However, a few of the HPC units operate under Microsoft Windows-CE
• this means the screen has the look and feel of conventional computing activity
• a programmer can develop software using standard computing languages like Visual Basic
• the screens generally have larger size and better resolution than most PDA's
In particular, we evaluated a unit made additional feature has to do with funding All of these factors led us to write a proposal for computer based experiments in the introductory chemistry labs based on the HPC approach.

Let's look at some typical applications. Let us also ask some very specific questions.

• 1. What are the (chemistry) concepts that the experiment develops?
• 2. In what way does the computer change the experiment?
• 3. How do you focus on the chemistry rather than the computing?
• 4. What other factors (pro and con) enter the picture?

### Calorimetry

• Dissolve a metal (Ca, Mg, Zn, Fe) in acid
• Measure the temperature rise
• store temperature vs.. time data
• display temperature vs.. time graph
• Compute the Enthalpy change in the reaction.
The calculation depends only on the overall temperature rise. It would be cheaper and easier to use a thermometer to make that measurement. What advantages are there to using the computer?
• The real time graph shows additional information
• student gets experience extracting information from graph
• actually see the rate of the reaction
• could examine the effect of surface area
• compare time for large pieces vs granualar metal samples
• can see heat loss
• can see cooling after the reaction
• due to both heat losses (insulation) and to evaporative cooling
• this would probably not be noticed with thermometer
Process is rapid (5 minutes)
• time to focus on interpretation and calculations
• time to include a calibration run
• time to make several runs and comparisons

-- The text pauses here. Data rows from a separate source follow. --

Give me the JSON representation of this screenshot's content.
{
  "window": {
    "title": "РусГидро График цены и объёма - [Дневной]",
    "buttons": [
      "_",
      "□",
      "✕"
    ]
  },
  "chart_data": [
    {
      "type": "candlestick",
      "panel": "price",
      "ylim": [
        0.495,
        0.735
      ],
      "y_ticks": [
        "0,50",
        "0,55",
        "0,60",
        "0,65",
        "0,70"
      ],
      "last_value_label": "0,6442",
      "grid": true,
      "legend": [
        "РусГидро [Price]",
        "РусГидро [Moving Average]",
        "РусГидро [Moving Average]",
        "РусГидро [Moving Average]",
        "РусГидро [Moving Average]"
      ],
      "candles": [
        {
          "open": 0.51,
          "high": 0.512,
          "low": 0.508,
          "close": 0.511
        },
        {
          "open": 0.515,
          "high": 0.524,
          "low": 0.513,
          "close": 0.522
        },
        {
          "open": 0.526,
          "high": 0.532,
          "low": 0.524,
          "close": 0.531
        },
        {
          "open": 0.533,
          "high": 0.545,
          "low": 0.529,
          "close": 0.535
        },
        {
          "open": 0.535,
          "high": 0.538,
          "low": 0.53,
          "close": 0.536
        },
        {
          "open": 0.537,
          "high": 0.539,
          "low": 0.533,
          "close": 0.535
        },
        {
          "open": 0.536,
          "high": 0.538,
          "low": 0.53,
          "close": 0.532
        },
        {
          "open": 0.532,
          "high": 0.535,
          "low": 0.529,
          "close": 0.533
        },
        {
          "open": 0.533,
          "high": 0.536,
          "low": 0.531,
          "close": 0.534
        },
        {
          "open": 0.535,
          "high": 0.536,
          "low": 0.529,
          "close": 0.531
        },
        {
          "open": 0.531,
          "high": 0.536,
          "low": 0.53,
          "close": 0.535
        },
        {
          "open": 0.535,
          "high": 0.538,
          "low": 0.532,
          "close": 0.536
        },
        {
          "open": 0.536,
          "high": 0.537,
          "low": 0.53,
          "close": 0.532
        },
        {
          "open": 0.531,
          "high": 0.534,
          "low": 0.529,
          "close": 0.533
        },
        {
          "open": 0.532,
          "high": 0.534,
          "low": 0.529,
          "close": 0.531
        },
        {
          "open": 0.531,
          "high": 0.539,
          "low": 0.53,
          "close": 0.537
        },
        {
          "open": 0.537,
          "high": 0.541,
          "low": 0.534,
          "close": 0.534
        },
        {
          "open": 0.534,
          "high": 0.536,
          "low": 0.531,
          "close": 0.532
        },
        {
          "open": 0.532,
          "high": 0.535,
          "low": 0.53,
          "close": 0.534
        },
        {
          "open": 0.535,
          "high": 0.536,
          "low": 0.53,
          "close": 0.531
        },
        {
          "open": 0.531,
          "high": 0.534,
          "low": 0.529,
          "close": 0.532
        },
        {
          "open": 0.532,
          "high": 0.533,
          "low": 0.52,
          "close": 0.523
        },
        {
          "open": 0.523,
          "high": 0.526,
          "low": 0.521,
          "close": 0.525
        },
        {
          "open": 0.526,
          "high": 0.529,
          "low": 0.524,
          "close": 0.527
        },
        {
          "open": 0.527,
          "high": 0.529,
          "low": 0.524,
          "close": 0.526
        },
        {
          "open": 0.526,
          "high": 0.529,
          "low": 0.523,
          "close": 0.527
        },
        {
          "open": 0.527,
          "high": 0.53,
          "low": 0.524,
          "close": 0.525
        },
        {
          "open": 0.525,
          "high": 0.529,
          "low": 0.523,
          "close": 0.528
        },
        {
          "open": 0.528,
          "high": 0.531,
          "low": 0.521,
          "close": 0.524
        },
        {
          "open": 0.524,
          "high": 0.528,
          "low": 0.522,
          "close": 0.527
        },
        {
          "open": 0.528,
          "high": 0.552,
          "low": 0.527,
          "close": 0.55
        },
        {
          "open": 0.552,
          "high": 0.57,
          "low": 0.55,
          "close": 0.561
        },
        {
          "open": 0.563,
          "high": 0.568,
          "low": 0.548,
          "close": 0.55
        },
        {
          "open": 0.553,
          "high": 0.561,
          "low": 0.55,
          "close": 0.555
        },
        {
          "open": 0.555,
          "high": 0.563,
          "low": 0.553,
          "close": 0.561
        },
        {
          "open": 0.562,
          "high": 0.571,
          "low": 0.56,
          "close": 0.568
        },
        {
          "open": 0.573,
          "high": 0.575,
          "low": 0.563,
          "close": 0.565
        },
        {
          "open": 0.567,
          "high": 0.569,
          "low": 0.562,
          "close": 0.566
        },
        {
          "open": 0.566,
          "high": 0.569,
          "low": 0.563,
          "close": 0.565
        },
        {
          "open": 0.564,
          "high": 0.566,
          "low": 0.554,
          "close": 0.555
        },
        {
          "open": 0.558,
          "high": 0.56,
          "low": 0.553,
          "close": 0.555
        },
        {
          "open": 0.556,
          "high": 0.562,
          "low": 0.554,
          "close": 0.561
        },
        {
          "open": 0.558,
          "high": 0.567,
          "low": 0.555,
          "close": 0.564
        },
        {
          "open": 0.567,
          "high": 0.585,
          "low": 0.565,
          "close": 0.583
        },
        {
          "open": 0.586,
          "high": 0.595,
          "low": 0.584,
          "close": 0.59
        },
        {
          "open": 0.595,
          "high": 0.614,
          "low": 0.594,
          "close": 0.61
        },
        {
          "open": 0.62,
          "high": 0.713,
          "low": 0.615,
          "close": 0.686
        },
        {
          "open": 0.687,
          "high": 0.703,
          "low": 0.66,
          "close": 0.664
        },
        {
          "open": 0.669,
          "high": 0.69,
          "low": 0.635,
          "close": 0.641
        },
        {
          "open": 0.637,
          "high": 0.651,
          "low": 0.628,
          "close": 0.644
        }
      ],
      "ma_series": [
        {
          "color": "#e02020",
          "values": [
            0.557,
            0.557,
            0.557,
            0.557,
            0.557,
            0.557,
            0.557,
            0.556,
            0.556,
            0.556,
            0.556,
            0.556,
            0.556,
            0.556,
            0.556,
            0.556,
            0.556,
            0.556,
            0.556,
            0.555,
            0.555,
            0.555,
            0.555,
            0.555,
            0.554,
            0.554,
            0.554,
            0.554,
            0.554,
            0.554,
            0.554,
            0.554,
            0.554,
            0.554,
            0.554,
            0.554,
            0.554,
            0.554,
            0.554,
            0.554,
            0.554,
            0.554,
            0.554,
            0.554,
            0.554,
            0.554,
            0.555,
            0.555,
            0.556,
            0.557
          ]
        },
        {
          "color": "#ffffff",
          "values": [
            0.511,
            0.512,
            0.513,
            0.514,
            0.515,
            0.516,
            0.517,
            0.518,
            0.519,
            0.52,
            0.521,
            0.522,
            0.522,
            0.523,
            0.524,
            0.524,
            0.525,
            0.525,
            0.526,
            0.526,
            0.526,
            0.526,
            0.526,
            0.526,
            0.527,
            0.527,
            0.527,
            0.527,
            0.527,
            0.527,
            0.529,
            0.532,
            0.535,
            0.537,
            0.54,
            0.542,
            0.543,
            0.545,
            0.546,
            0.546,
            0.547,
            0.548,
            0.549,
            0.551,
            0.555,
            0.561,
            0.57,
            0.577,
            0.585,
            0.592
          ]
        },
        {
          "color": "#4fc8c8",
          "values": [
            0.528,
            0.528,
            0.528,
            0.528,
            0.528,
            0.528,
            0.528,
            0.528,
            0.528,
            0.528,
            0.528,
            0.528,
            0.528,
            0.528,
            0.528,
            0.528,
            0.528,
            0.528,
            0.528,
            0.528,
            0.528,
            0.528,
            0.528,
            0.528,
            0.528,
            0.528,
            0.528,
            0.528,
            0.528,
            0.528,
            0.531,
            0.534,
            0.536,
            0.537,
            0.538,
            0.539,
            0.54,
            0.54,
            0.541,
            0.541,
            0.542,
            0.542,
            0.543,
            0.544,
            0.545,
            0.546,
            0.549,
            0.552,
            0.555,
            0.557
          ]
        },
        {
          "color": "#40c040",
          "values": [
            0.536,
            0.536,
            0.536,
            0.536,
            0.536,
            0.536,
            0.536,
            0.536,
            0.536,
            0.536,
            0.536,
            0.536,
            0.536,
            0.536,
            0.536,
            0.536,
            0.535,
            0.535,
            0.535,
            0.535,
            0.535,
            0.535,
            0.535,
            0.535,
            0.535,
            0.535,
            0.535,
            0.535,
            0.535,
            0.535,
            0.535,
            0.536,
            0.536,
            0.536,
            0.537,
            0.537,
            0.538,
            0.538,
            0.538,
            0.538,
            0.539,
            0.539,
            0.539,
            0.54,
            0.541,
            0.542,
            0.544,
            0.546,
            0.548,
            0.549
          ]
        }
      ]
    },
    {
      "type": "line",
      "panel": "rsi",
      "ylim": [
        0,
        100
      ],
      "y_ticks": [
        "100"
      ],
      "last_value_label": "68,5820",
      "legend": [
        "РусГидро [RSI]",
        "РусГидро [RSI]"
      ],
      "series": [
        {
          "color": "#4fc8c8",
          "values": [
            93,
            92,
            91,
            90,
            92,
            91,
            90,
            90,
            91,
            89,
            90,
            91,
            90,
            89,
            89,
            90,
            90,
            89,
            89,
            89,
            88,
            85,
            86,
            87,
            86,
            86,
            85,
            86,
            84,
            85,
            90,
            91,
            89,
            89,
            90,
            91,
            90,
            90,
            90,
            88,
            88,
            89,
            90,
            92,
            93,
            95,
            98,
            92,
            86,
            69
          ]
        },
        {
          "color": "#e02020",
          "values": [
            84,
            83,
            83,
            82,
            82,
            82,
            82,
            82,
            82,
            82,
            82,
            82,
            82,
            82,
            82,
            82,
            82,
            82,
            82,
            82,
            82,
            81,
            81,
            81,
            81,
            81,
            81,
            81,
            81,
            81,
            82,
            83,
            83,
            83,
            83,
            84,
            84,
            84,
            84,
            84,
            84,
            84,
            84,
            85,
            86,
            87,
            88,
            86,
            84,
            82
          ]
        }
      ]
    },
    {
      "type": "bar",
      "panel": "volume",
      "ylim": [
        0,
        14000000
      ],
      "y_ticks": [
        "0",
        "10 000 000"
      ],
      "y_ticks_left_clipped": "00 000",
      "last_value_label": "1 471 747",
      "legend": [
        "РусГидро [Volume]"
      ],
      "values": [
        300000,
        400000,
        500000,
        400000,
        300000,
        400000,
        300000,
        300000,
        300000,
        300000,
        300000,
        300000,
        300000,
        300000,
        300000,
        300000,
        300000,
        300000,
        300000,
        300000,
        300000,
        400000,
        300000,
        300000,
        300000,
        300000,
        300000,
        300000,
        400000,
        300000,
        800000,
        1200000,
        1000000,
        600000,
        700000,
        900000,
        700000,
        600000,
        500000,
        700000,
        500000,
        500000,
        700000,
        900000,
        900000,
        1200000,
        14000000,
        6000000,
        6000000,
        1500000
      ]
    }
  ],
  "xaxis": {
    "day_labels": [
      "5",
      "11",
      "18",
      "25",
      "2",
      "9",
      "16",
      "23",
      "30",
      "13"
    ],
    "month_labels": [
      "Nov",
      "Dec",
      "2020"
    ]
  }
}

### Acid-Base Titration Curves

We do this now with conventional glassware and pH meter.

• typically make 10-20 additions of titrant
• read and record pH
• then plot graph
• finally interpret graph
• each run typically takes 30 minutes
• students likely to get 2-3 runs in a period.
using computer to log and plot pH
• allows many more data points to be collected, leading to smoother and well defined graphs
• minimizes tedium and transcription errors
• data appears in real time
• experiment provides data initially as a visual image
• student is free to focus on data, to try to predict remainder of the curve
run is much faster
• could be a 2-4 minute run
• it would be realistic to do 5 (or even 10) different runs for comparison
• strong and weak acids, strong and weak bases
• with good graphics, endpoints of weak acid-weak base can be determined
• polyprotic acids
• mixtures (bicarbonate, carbonate), (HCl and acetic acid)
• Again, comparison of runs begins with a visual image (curve) with clear qualitative differences

### Other than Acid/Base by pH

Could monitor temperature during an acid base titration curve

• can actually use both temperature and pH probes and plot both
• this is rapid process
• results show up immediately as visual image
Not likely to do with conventional equipment
• would be too tedious to collect many data points
• would need to do more slowly and heat loss is more of a factor then
Could monitor electrical conductivity during a titration
• complexing reagents, precipitates, neutralization

### Kinetics

Can expect to monitor concentration of one species throughout a reaction

• typically be colorimetry or spectrophotometry
• could also use a species selective electrode
• can monitor heat produced by reaction
Again, the history of the reaction is displayed in real time as an image

### Vapor Pressure of a Liquid

• Simple pressure sensor can record pressure vs.. time.
• Small amount of liquid added to a closed flask connected to the probe
• As liquid evaporates, pressure rises
• Pressure levels off when the equilibrium vapor pressure is reached
• Again, process produces a real time visual image (graph)
• Process is rapid (2-5 minutes)
• Could be one part of a larger experiment on gases
• Could be run at several temperature to determine enthalpy of evaporation
• Could be done with conventional equipment
• pressure measurement is more difficult and slower
• of course, same probe could be set up for a voltmeter
• would only get a few data points
• would rely on initial and final values, not on curve